- Safe Projects (projects approved by the data owner or the Research Accreditation Panel)
- Safe People (accredited, trained researchers)
- Safe Settings (SecureLab, SafePod or SafeRoom),
- Safe Outputs (screen and approved non-disclosive outputs)
The UK Data Service SecureLab was first established in 2011 to enabled secure access to the most sensitive and confidential collections. Since then SecureLab usage has grown considerably and a wide variety of data are made available including governmental data, cohort data and linked administrative data. While historically Controlled data has been restricted to researchers based in the UK, UK Data Service as a member of the International Data Access Network, is committed in ensuring wider access to data. In February 2022 selected datasets from the Institute for Social and Economic Research and the Centre for Longitudinal Studies have been negotiated to be made available via a Safe Room at the Research Data Centre of the Federal Employment Agency at the Institute for Employment Research Germany.
Ensuring a robust licence and access framework
As a highly regulated organisation we review our contracts and documents at least yearly. Most recently, at the beginning of the 2022, our licence and access framework has been reviewed through an independent legal review to ensure not only compliance and consistency but also future proofing the framework.
The deposit process at UK Data Service is fully online. We have a deposit user guide available that describes the process in detail from i) Offering the collection for deposit to ii) Negotiating access and submitting the collection. Data depositors can sign the Deposit Licence Agreement via their account ensuring that access to the data is suitable.
To ensure accessibility and interoperability we use a standard data documentation initiative metadata schema for our collections and secondary researchers can easily identify the conditions of access of each study via their catalogue record.
When researchers want to make use of Safeguarded or Controlled data they have to register a project, briefly describing the aims of their research, and adding to their project the studies they would like to use. Depending on whether the study is available under Standard Safeguarding access, Additional Conditions or via the Five Safes Framework researchers have to complete the access workflow accordingly via their account.
In a continuously changing data landscape, where research data policies, legislation and the need to ensure transparency and reproducibility shape data sharing, established licence and access frameworks ensure data are made available and used not only legally but also ethically. The same scrutiny given to data must be given to ethical and legal considerations when sharing data. Making data collections available via a trusted digital repository, following relevant guidance on data classification and anonymisation guarantees wide and correct access to data and supports policy changing research.
About the Author

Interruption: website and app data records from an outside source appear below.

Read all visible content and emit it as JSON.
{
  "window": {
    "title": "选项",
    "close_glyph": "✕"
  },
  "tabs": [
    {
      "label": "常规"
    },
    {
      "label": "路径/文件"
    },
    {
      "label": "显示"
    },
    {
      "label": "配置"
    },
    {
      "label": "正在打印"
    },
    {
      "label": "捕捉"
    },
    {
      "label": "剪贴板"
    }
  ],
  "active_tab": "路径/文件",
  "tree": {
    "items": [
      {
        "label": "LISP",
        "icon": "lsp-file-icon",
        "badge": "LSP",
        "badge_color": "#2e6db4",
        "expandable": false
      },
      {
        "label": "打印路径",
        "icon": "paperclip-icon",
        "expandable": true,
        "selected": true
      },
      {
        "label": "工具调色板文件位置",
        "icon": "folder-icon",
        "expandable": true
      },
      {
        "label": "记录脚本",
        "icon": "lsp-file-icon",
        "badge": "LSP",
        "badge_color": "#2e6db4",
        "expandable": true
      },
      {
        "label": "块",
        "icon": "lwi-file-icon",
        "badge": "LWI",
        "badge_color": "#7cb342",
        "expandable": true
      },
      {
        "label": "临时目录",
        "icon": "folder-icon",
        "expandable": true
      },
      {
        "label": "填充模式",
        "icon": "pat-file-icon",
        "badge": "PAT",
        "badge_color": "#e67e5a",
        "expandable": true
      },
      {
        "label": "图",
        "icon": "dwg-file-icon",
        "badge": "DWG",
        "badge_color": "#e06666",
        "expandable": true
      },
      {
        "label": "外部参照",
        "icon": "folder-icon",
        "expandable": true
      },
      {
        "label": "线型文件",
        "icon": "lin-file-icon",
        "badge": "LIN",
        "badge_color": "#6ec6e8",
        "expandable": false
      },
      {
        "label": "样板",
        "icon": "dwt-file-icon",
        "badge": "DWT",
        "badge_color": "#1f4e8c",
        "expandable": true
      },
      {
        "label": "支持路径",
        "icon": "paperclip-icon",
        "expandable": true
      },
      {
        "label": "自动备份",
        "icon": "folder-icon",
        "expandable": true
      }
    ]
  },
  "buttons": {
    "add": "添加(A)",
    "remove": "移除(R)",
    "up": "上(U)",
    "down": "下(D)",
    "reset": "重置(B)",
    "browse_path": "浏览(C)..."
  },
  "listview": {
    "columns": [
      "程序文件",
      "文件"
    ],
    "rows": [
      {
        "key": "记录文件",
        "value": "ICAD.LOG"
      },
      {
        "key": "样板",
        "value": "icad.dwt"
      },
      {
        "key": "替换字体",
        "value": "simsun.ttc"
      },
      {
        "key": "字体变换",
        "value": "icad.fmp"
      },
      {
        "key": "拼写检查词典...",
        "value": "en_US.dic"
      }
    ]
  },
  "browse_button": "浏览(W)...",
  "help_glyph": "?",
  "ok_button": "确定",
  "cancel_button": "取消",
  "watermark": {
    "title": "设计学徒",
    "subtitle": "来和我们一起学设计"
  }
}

As the Data Collections Development Manager at UK Data Service Cristina ensures that key data are effectively identified, negotiated, and appraised for research and teaching. She leads the research data management portfolio of support and training for the UK Data Service, with a particular focus on facilitating the implementation of the UKRI Research Data Policy for the ESRC. Cristina is committed to further help building the culture of FAIR data sharing and to empowering researchers to make informed decisions about how best to manage and share their data.